By Matt Dolin, Beverage Manager

Vinitaly is the largest Italian wine tasting in the world. It’s held every spring in Verona and draws 130,000 wine professionals from 140 countries. This year, I had the pleasure to attend with a group of 25 from all over the United States. The tasting is unlike anything I’ve ever seen before. There are over 4,000 producers with huge booths; built up with trees, artwork, and of course lots of wine. We tasted some amazing selections throughout the two days we attended.

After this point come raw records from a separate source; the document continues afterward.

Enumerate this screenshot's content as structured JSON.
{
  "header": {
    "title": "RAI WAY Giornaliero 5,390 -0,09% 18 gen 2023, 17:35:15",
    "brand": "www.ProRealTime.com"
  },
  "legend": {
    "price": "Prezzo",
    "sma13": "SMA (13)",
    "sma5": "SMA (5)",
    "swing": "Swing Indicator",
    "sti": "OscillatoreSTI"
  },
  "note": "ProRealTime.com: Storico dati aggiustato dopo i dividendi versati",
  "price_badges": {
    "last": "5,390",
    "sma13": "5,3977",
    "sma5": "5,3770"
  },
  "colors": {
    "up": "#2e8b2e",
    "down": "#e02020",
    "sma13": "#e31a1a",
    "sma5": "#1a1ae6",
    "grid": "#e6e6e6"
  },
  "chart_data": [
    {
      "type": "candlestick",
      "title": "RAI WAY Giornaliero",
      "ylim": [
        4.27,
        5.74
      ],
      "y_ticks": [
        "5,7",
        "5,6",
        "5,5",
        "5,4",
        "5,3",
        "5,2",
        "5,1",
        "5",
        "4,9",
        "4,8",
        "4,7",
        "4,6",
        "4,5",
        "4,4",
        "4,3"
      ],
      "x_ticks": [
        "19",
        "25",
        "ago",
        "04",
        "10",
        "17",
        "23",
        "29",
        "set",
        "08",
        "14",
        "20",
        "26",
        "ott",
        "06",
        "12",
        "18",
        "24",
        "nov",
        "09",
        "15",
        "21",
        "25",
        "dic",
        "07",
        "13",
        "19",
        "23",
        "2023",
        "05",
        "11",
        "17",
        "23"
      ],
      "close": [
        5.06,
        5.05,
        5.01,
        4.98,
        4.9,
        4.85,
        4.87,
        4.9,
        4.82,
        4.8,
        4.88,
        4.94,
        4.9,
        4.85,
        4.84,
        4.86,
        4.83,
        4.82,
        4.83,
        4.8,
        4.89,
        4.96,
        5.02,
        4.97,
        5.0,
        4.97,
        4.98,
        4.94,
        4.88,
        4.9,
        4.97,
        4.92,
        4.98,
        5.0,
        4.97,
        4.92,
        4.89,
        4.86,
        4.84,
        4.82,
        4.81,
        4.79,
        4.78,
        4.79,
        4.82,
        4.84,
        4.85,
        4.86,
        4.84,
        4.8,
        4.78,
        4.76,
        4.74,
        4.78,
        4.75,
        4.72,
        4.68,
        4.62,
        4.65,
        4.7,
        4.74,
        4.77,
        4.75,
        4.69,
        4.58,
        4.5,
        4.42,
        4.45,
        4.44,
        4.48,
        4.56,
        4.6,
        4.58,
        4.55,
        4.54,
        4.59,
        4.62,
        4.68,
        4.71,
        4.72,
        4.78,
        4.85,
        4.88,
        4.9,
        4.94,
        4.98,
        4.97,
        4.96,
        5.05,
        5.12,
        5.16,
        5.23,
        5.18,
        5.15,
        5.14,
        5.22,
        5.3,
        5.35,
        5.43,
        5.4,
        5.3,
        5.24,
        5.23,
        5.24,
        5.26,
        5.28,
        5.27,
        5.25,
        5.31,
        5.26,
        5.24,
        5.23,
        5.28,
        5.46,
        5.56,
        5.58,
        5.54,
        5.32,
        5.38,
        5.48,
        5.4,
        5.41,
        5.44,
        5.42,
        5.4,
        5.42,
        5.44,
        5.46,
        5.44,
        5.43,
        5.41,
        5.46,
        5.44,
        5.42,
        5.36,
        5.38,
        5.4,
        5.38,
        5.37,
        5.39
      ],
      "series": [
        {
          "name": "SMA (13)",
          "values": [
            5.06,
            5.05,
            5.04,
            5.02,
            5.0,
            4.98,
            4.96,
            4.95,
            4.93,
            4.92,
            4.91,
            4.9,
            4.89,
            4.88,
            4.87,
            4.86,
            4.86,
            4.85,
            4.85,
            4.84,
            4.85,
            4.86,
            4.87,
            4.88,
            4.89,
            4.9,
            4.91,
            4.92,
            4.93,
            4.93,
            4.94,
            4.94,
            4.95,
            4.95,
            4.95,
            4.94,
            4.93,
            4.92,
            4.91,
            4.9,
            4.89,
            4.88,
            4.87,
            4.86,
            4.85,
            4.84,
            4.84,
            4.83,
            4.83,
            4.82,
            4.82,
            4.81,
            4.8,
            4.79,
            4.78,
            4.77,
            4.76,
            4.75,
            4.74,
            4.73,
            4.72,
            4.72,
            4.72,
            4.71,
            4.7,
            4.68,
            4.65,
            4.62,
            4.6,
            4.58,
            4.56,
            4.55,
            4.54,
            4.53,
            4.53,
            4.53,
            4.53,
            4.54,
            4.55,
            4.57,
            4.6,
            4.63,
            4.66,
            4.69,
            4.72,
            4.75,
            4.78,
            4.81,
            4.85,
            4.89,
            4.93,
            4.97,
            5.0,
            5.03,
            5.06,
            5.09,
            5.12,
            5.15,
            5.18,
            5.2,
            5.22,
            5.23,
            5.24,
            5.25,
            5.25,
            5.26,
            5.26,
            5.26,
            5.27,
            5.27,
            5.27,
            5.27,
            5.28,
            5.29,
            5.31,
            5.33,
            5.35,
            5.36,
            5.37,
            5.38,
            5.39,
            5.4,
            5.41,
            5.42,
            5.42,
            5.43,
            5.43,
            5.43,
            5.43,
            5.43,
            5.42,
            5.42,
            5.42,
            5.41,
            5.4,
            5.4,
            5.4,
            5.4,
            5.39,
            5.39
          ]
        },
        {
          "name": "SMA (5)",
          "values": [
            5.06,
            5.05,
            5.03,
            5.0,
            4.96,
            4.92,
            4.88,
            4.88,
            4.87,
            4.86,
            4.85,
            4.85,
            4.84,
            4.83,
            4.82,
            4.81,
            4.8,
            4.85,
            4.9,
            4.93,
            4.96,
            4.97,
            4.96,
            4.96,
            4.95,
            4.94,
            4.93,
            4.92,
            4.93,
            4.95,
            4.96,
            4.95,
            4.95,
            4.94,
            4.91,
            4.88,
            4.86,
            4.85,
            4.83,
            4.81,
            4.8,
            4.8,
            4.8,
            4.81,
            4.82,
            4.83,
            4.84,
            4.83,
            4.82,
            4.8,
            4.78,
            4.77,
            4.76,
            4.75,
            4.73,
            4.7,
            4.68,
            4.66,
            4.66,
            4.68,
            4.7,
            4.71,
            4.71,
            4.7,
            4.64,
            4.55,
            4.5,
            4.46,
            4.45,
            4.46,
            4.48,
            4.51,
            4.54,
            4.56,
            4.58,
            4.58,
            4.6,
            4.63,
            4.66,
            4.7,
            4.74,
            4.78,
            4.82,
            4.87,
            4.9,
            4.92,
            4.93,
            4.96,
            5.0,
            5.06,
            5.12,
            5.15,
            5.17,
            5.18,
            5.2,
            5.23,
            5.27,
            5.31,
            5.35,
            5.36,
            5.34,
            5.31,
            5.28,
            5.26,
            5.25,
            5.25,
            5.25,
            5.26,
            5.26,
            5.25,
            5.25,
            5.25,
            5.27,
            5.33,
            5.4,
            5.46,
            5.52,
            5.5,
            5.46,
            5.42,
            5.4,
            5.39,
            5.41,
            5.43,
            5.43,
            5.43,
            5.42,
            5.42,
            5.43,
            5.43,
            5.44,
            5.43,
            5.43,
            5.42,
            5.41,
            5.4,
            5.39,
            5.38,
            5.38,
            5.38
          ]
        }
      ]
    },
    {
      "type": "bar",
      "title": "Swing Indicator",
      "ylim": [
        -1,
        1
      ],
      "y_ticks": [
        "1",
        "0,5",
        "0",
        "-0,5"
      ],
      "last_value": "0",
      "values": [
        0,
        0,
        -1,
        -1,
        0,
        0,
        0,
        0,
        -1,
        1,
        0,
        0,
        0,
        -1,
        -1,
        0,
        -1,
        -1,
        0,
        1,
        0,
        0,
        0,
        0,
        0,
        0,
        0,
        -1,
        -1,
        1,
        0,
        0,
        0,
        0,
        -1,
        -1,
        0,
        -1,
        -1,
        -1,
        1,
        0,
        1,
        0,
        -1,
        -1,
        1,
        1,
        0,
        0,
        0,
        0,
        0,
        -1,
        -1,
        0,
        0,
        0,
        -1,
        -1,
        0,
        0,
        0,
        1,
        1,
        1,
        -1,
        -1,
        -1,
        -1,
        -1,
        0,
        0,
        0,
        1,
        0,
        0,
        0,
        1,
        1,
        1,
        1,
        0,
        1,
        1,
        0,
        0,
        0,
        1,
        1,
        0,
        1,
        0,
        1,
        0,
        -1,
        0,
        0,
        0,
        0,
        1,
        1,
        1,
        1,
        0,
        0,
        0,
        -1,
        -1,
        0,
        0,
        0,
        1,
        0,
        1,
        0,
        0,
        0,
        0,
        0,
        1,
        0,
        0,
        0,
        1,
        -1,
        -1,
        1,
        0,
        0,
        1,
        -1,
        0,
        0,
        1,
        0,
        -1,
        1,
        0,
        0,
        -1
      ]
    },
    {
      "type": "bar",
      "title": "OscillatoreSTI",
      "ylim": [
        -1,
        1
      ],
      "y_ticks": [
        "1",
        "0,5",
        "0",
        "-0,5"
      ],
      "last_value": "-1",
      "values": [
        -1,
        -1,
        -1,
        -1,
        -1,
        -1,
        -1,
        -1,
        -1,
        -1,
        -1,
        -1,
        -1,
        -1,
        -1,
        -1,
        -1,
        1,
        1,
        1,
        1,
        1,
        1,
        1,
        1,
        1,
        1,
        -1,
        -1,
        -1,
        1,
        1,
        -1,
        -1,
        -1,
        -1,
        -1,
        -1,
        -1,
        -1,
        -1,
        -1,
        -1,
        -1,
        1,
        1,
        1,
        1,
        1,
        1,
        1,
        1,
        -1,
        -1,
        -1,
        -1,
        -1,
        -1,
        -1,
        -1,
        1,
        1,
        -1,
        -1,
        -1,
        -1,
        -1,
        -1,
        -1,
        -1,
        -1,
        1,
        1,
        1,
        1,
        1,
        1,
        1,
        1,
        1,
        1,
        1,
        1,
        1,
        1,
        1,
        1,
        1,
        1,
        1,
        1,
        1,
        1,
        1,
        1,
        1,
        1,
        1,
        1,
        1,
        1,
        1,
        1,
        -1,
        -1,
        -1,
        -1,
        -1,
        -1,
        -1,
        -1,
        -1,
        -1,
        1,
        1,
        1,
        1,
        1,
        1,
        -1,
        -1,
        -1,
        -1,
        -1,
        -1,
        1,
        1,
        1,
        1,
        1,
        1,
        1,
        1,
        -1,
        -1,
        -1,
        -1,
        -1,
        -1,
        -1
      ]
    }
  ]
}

After the tasting we traveled as a group to wineries throughout Italy; Valpolicella, Alto Adige, Franciacorta, Bolgheri, Montalcino, and Chianti. This was my first trip to Italy and the first true wine trip of my life. We started in Valpolicella where they are famous for Amarone, a wine made with grapes that have been dried for 90-120 days. The wines come out with power balanced by elegance and integrated dried fruit character. The process they follow is one of a kind, and visiting their facilities was a special experience. Many people ask why Amarones carry a heftier price tag than most wines, but until I saw how much time and care goes into the wine it was hard to put into words. Here at Osteria we carry a number of Amarones, next time you’re in, take a look in the Veneto section to check them out.

Next, we got to see one of the best winemaking cooperatives in the world, Cantina Terlan. Here at Osteria we featured their Andrian Pinot Noir by the glass for the better half of two years and today we carry a number of bottlings from them. Italy as a whole is not well known for their white wines, however in Alto-Adige (as well as Friuli to be fair) the whites express character, weight, complexity, and terroir. Lofted along mountainsides up to 3300 feet of elevation, the vineyards are terraced and reinforced so they don’t fall off with inclement weather.

During lunch in the Vorberg vineyard, we had the rare opportunity to taste a 1959 Pinot Bianco. This was proof positive that great whites have longevity!

Stay tuned for Part 2!